━━━ DATA
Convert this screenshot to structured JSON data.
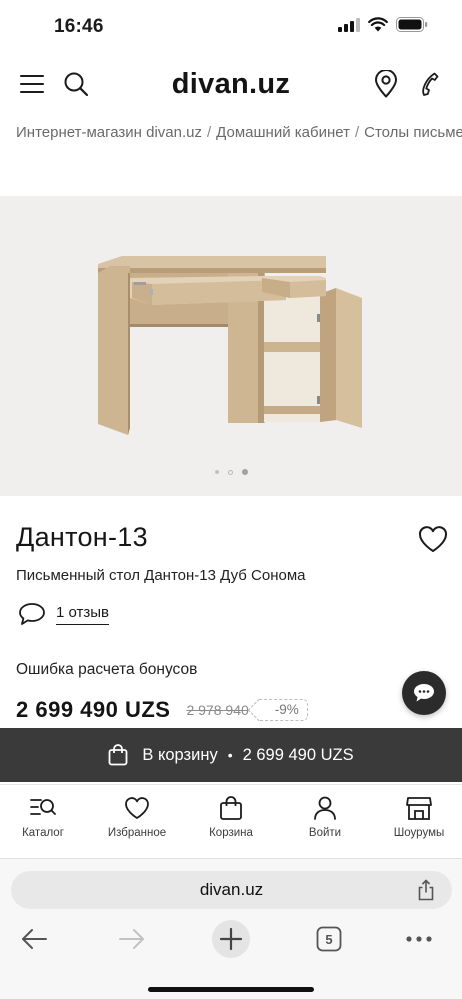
{
  "status": {
    "time": "16:46"
  },
  "header": {
    "logo": "divan.uz"
  },
  "breadcrumb": {
    "items": [
      "Интернет-магазин divan.uz",
      "Домашний кабинет",
      "Столы письменные"
    ],
    "separator": "/"
  },
  "gallery": {
    "image_count": 3,
    "active_index": 2,
    "image": "desk-sonoma-oak"
  },
  "product": {
    "title": "Дантон-13",
    "subtitle": "Письменный стол Дантон-13 Дуб Сонома",
    "reviews": "1 отзыв",
    "bonus_error": "Ошибка расчета бонусов",
    "price": "2 699 490 UZS",
    "old_price": "2 978 940",
    "discount": "-9%"
  },
  "cart_bar": {
    "label": "В корзину",
    "bullet": "•",
    "price": "2 699 490 UZS"
  },
  "tabbar": {
    "items": [
      {
        "label": "Каталог",
        "icon": "catalog-search-icon"
      },
      {
        "label": "Избранное",
        "icon": "heart-icon"
      },
      {
        "label": "Корзина",
        "icon": "shopping-bag-icon"
      },
      {
        "label": "Войти",
        "icon": "user-icon"
      },
      {
        "label": "Шоурумы",
        "icon": "store-icon"
      }
    ]
  },
  "browser": {
    "url": "divan.uz",
    "tabs_count": "5"
  },
  "colors": {
    "cart_bar": "#3a3a3a",
    "chat_button": "#2b2b2b",
    "gallery_bg": "#f0efee",
    "wood": "#d2bb98"
  }
}
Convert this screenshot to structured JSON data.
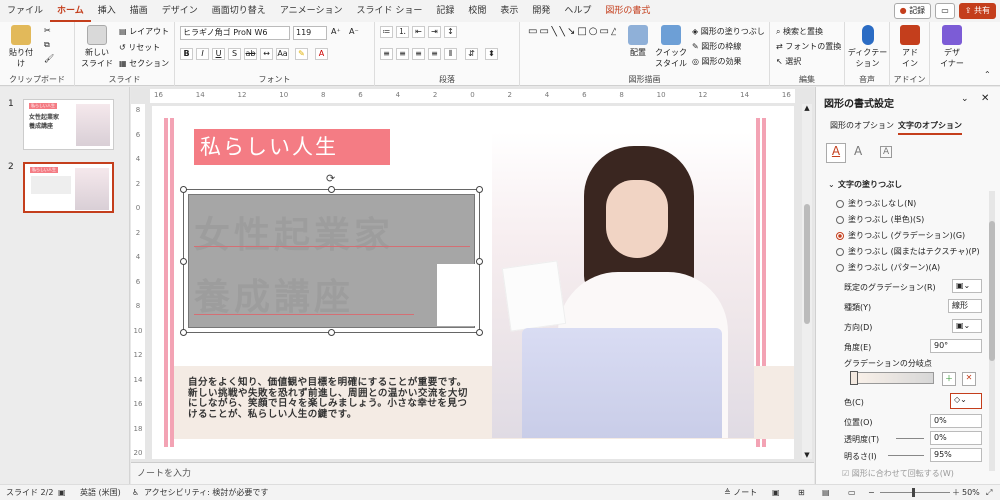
{
  "tabs": [
    "ファイル",
    "ホーム",
    "挿入",
    "描画",
    "デザイン",
    "画面切り替え",
    "アニメーション",
    "スライド ショー",
    "記録",
    "校閲",
    "表示",
    "開発",
    "ヘルプ",
    "図形の書式"
  ],
  "top_right": {
    "record": "記録",
    "share": "共有"
  },
  "ribbon": {
    "paste": "貼り付け",
    "new_slide": "新しい\nスライド",
    "layout": "レイアウト",
    "reset": "リセット",
    "section": "セクション",
    "font_name": "ヒラギノ角ゴ ProN W6",
    "font_size": "119",
    "shape_fill": "図形の塗りつぶし",
    "shape_outline": "図形の枠線",
    "shape_effect": "図形の効果",
    "arrange": "配置",
    "quick_style": "クイック\nスタイル",
    "find_replace": "検索と置換",
    "font_replace": "フォントの置換",
    "select": "選択",
    "dictation": "ディクテー\nション",
    "addin": "アド\nイン",
    "designer": "デザ\nイナー",
    "group_labels": [
      "クリップボード",
      "スライド",
      "フォント",
      "段落",
      "図形描画",
      "編集",
      "音声",
      "アドイン"
    ]
  },
  "slide": {
    "header": "私らしい人生",
    "title_line1": "女性起業家",
    "title_line2": "養成講座",
    "body": "自分をよく知り、価値観や目標を明確にすることが重要です。新しい挑戦や失敗を恐れず前進し、周囲との温かい交流を大切にしながら、笑顔で日々を楽しみましょう。小さな幸せを見つけることが、私らしい人生の鍵です。"
  },
  "thumbnails": [
    {
      "num": "1",
      "header": "私らしい人生",
      "title": "女性起業家\n養成講座"
    },
    {
      "num": "2",
      "header": "私らしい人生"
    }
  ],
  "ruler": {
    "h": [
      "16",
      "14",
      "12",
      "10",
      "8",
      "6",
      "4",
      "2",
      "0",
      "2",
      "4",
      "6",
      "8",
      "10",
      "12",
      "14",
      "16"
    ],
    "v": [
      "8",
      "6",
      "4",
      "2",
      "0",
      "2",
      "4",
      "6",
      "8",
      "10",
      "12",
      "14",
      "16",
      "18",
      "20"
    ]
  },
  "notes_placeholder": "ノートを入力",
  "status": {
    "slide": "スライド 2/2",
    "lang": "英語 (米国)",
    "access": "アクセシビリティ: 検討が必要です",
    "notes": "ノート",
    "zoom": "50%"
  },
  "pane": {
    "title": "図形の書式設定",
    "tab_shape": "図形のオプション",
    "tab_text": "文字のオプション",
    "section": "文字の塗りつぶし",
    "options": [
      "塗りつぶしなし(N)",
      "塗りつぶし (単色)(S)",
      "塗りつぶし (グラデーション)(G)",
      "塗りつぶし (図またはテクスチャ)(P)",
      "塗りつぶし (パターン)(A)"
    ],
    "preset": "既定のグラデーション(R)",
    "type_label": "種類(Y)",
    "type_value": "線形",
    "direction": "方向(D)",
    "angle_label": "角度(E)",
    "angle_value": "90°",
    "stops_label": "グラデーションの分岐点",
    "color_label": "色(C)",
    "position_label": "位置(O)",
    "position_value": "0%",
    "transparency_label": "透明度(T)",
    "transparency_value": "0%",
    "brightness_label": "明るさ(I)",
    "brightness_value": "95%",
    "rotate": "図形に合わせて回転する(W)"
  }
}
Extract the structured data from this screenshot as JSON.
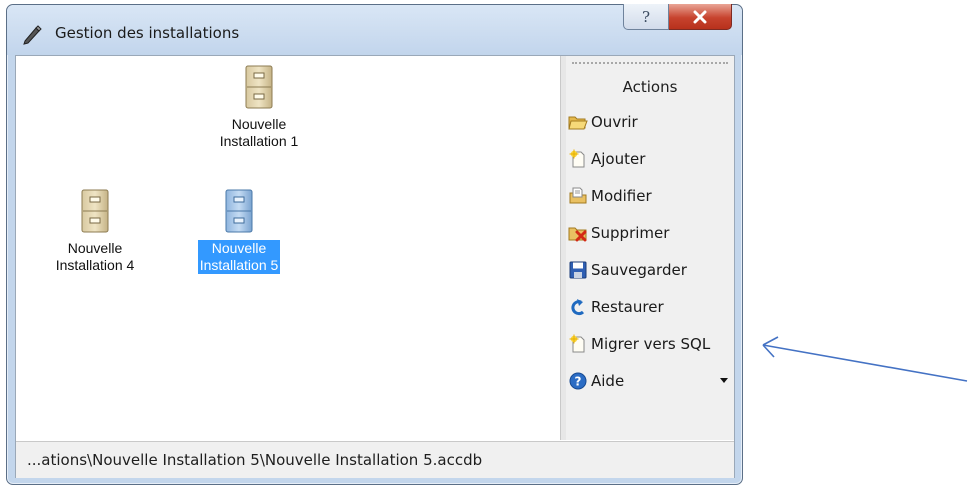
{
  "window": {
    "title": "Gestion des installations",
    "help_glyph": "?",
    "icons": {
      "app": "pencil-icon",
      "help": "help-icon",
      "close": "close-icon"
    }
  },
  "listview": {
    "items": [
      {
        "label": "Nouvelle Installation 1",
        "line1": "Nouvelle",
        "line2": "Installation 1",
        "selected": false,
        "icon": "file-cabinet-icon"
      },
      {
        "label": "Nouvelle Installation 4",
        "line1": "Nouvelle",
        "line2": "Installation 4",
        "selected": false,
        "icon": "file-cabinet-icon"
      },
      {
        "label": "Nouvelle Installation 5",
        "line1": "Nouvelle",
        "line2": "Installation 5",
        "selected": true,
        "icon": "file-cabinet-icon"
      }
    ]
  },
  "actions": {
    "title": "Actions",
    "items": [
      {
        "label": "Ouvrir",
        "icon": "open-folder-icon"
      },
      {
        "label": "Ajouter",
        "icon": "new-document-icon"
      },
      {
        "label": "Modifier",
        "icon": "edit-document-icon"
      },
      {
        "label": "Supprimer",
        "icon": "delete-folder-icon"
      },
      {
        "label": "Sauvegarder",
        "icon": "save-floppy-icon"
      },
      {
        "label": "Restaurer",
        "icon": "restore-arrow-icon"
      },
      {
        "label": "Migrer vers SQL",
        "icon": "new-document-icon"
      },
      {
        "label": "Aide",
        "icon": "help-circle-icon"
      }
    ]
  },
  "statusbar": {
    "path": "...ations\\Nouvelle Installation 5\\Nouvelle Installation 5.accdb"
  },
  "colors": {
    "selection": "#3399ff",
    "annotation_arrow": "#4472c4",
    "frame": "#c3d6ec",
    "close_button": "#c7432e"
  }
}
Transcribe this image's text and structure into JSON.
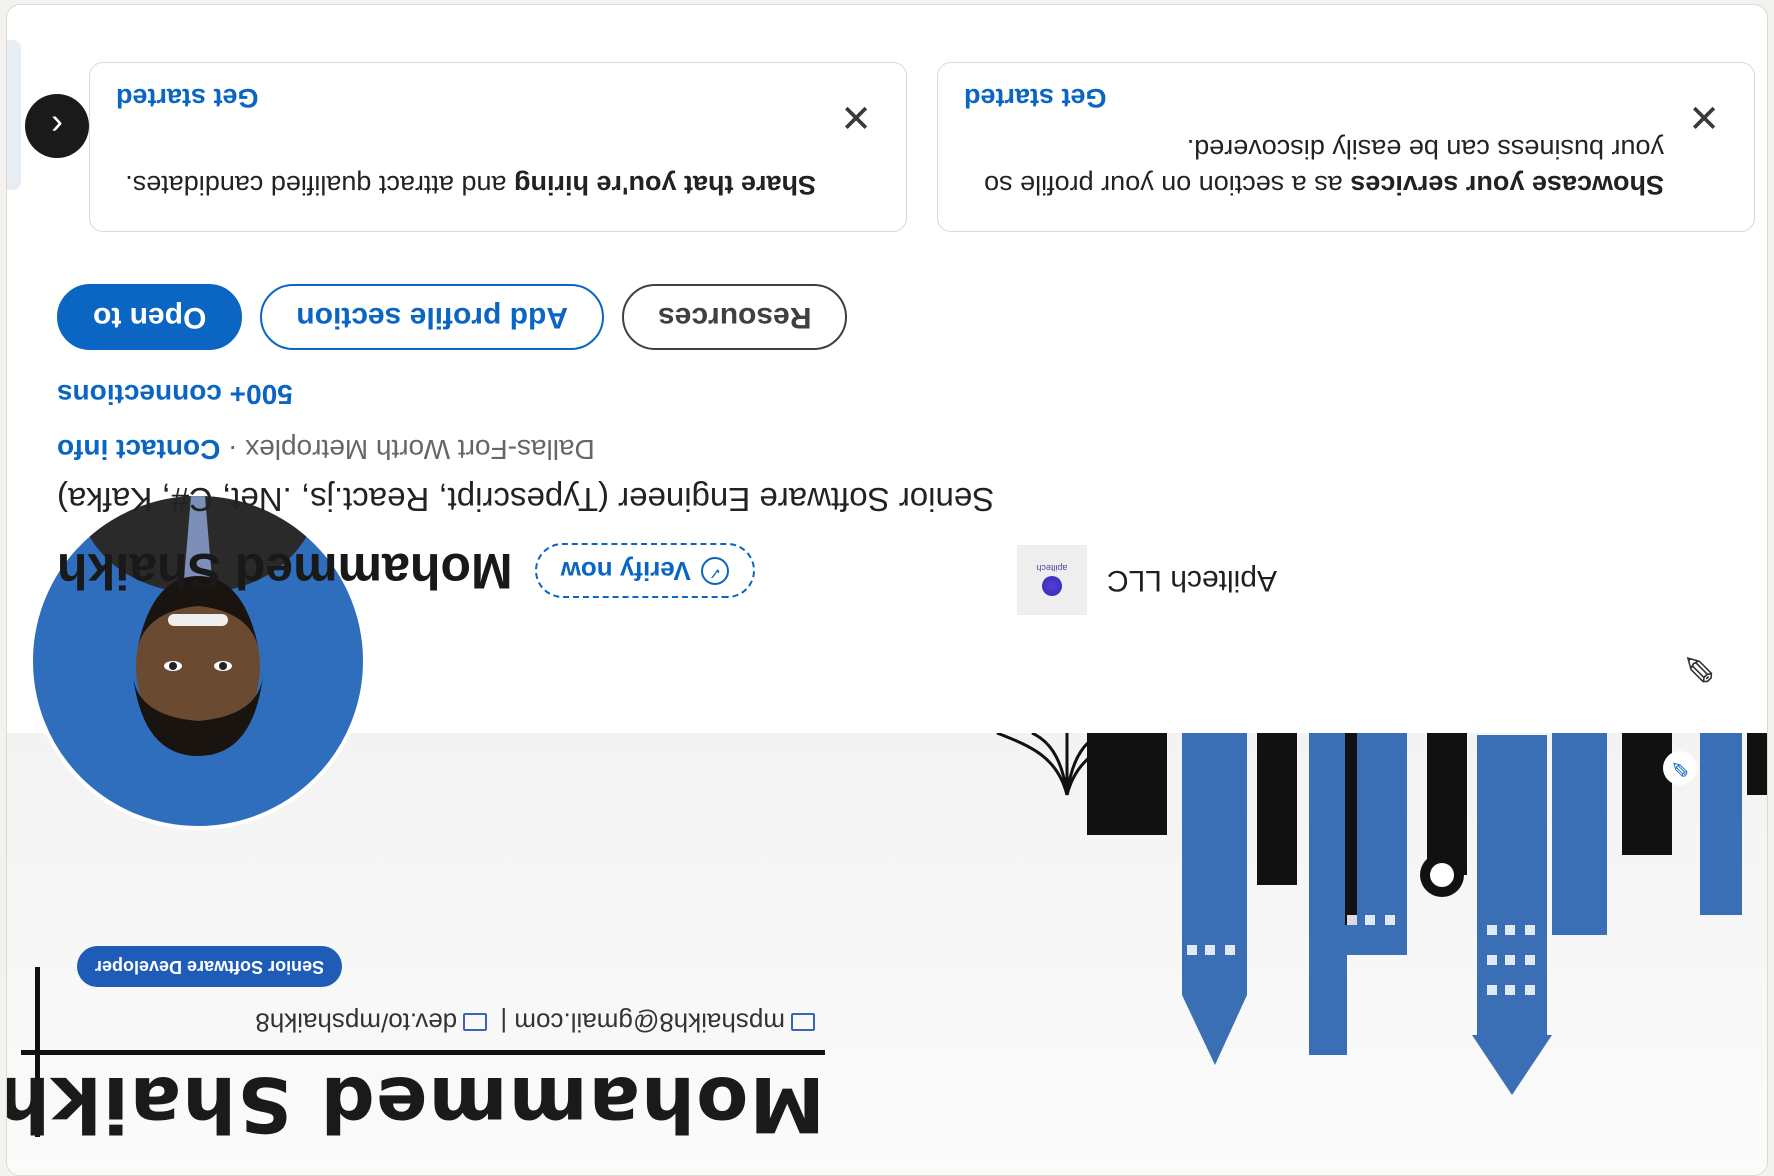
{
  "banner": {
    "name": "Mohammed Shaikh",
    "email": "mpshaikh8@gmail.com",
    "separator": "|",
    "website": "dev.to/mpshaikh8",
    "tag": "Senior Software Developer"
  },
  "profile": {
    "name": "Mohammed Shaikh",
    "verify_label": "Verify now",
    "headline": "Senior Software Engineer (Typescript, React.js, .Net, C#, Kafka)",
    "location": "Dallas-Fort Worth Metroplex",
    "location_separator": "·",
    "contact_info": "Contact info",
    "connections": "500+ connections"
  },
  "company": {
    "name": "Apiltech LLC",
    "logo_text": "apiltech"
  },
  "actions": {
    "open_to": "Open to",
    "add_section": "Add profile section",
    "resources": "Resources"
  },
  "promos": [
    {
      "bold": "Share that you're hiring",
      "text": " and attract qualified candidates.",
      "cta": "Get started"
    },
    {
      "bold": "Showcase your services",
      "text": " as a section on your profile so your business can be easily discovered.",
      "cta": "Get started"
    }
  ],
  "icons": {
    "carousel_prev": "chevron-left-icon",
    "close": "close-icon",
    "edit": "pencil-icon",
    "verify": "shield-check-icon"
  },
  "colors": {
    "accent": "#0a66c2",
    "banner_blue": "#2f6ebd"
  }
}
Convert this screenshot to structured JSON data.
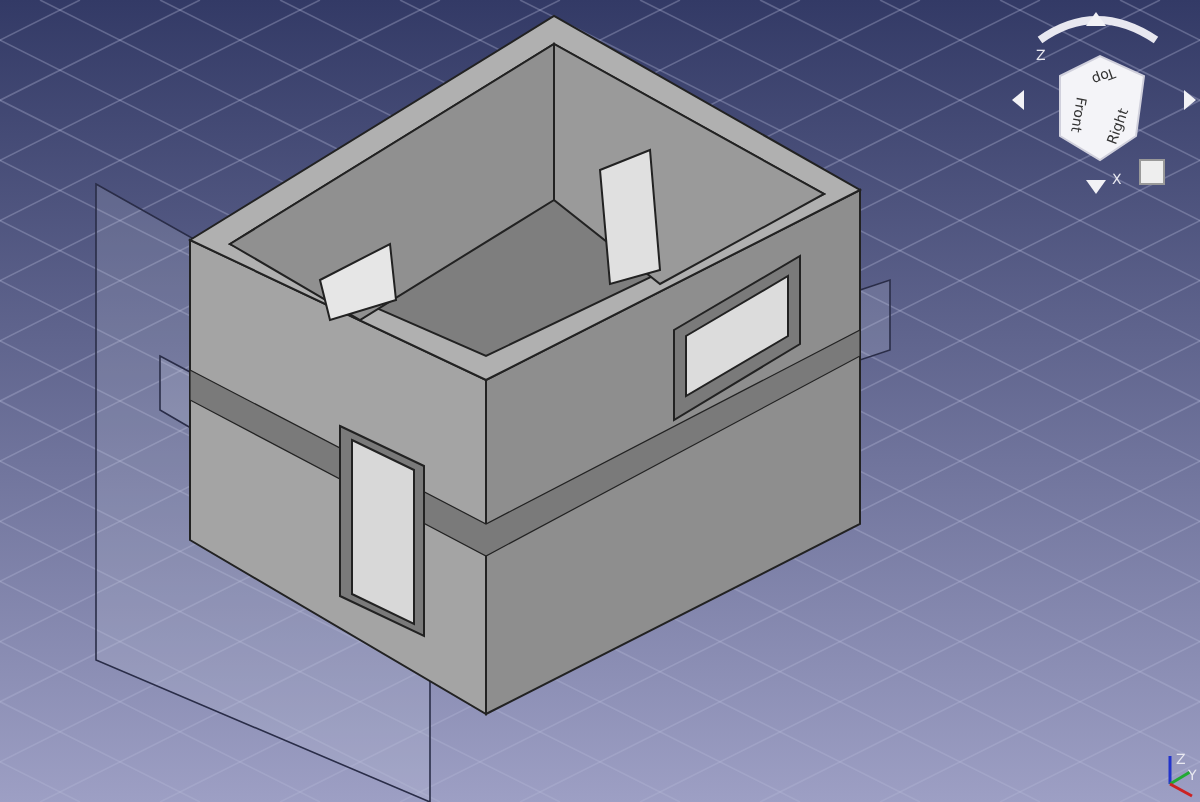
{
  "navigation_cube": {
    "faces": [
      {
        "label": "Top"
      },
      {
        "label": "Front"
      },
      {
        "label": "Right"
      }
    ],
    "axes": [
      {
        "label": "Z"
      },
      {
        "label": "X"
      }
    ]
  },
  "axis_indicator": {
    "axes": [
      {
        "label": "Z"
      },
      {
        "label": "Y"
      }
    ]
  }
}
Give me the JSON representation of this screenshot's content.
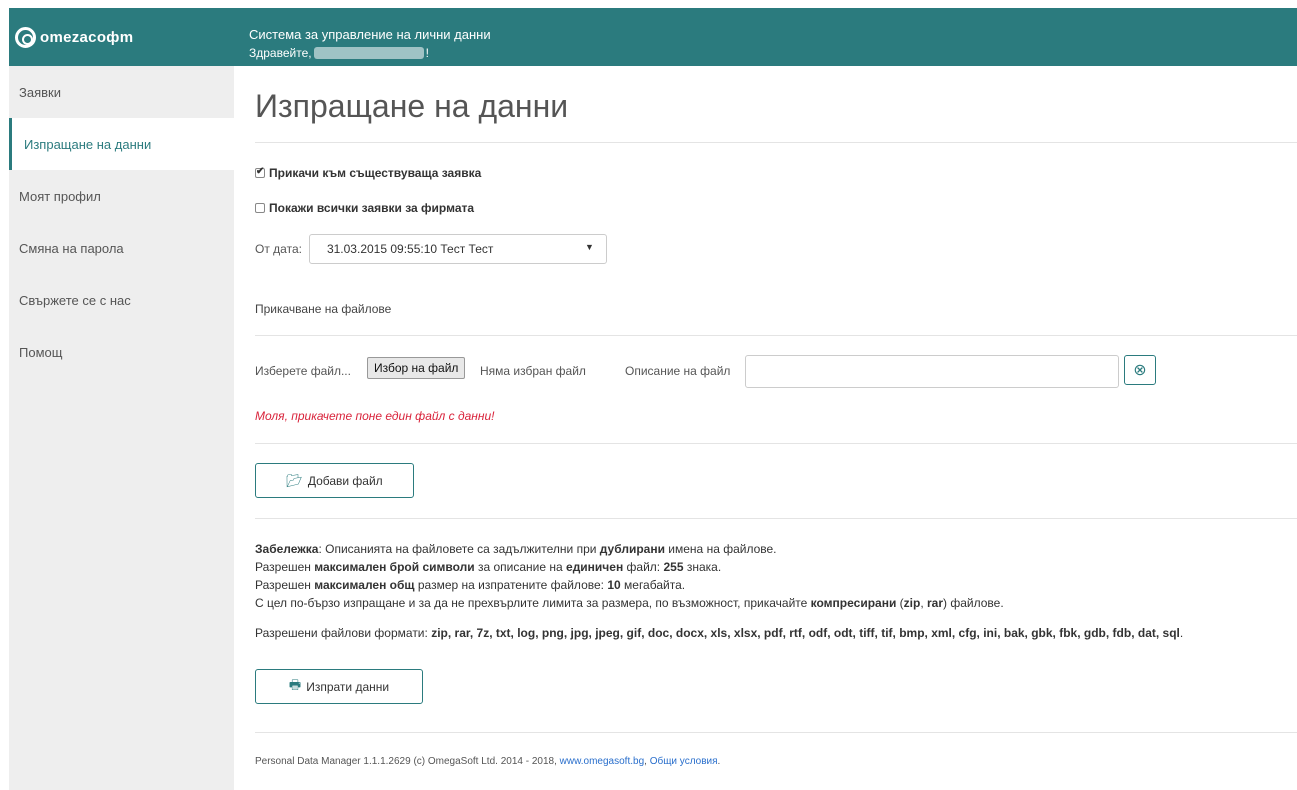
{
  "header": {
    "logo_text": "omezacoфm",
    "system_title": "Система за управление на лични данни",
    "greeting_prefix": "Здравейте,",
    "greeting_suffix": "!"
  },
  "sidebar": {
    "items": [
      {
        "label": "Заявки"
      },
      {
        "label": "Изпращане на данни"
      },
      {
        "label": "Моят профил"
      },
      {
        "label": "Смяна на парола"
      },
      {
        "label": "Свържете се с нас"
      },
      {
        "label": "Помощ"
      }
    ],
    "active_index": 1
  },
  "main": {
    "title": "Изпращане на данни",
    "attach_existing_label": "Прикачи към съществуваща заявка",
    "attach_existing_checked": true,
    "show_all_label": "Покажи всички заявки за фирмата",
    "show_all_checked": false,
    "from_date_label": "От дата:",
    "from_date_value": "31.03.2015 09:55:10 Тест Тест",
    "attach_files_label": "Прикачване на файлове",
    "choose_file_label": "Изберете файл...",
    "choose_file_button": "Избор на файл",
    "no_file_label": "Няма избран файл",
    "file_description_label": "Описание на файл",
    "file_description_value": "",
    "error_message": "Моля, прикачете поне един файл с данни!",
    "add_file_button": "Добави файл",
    "send_button": "Изпрати данни"
  },
  "notes": {
    "line1_a": "Забележка",
    "line1_b": ": Описанията на файловете са задължителни при ",
    "line1_c": "дублирани",
    "line1_d": " имена на файлове.",
    "line2_a": "Разрешен ",
    "line2_b": "максимален брой символи",
    "line2_c": " за описание на ",
    "line2_d": "единичен",
    "line2_e": " файл: ",
    "line2_f": "255",
    "line2_g": " знака.",
    "line3_a": "Разрешен ",
    "line3_b": "максимален общ",
    "line3_c": " размер на изпратените файлове: ",
    "line3_d": "10",
    "line3_e": " мегабайта.",
    "line4_a": "С цел по-бързо изпращане и за да не прехвърлите лимита за размера, по възможност, прикачайте ",
    "line4_b": "компресирани",
    "line4_c": " (",
    "line4_d": "zip",
    "line4_e": ", ",
    "line4_f": "rar",
    "line4_g": ") файлове.",
    "formats_label": "Разрешени файлови формати: ",
    "formats_list": "zip, rar, 7z, txt, log, png, jpg, jpeg, gif, doc, docx, xls, xlsx, pdf, rtf, odf, odt, tiff, tif, bmp, xml, cfg, ini, bak, gbk, fbk, gdb, fdb, dat, sql",
    "formats_end": "."
  },
  "footer": {
    "text": "Personal Data Manager 1.1.1.2629 (c) OmegaSoft Ltd. 2014 - 2018, ",
    "link1": "www.omegasoft.bg",
    "sep": ", ",
    "link2": "Общи условия",
    "end": "."
  }
}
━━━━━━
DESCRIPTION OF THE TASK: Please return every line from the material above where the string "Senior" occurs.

SOLUTION FOR THIS TASK:
    "tag": "Senior Software Developer"
    "headline": "Senior Software Engineer (Typescript, React.js, .Net, C#, Kafka)",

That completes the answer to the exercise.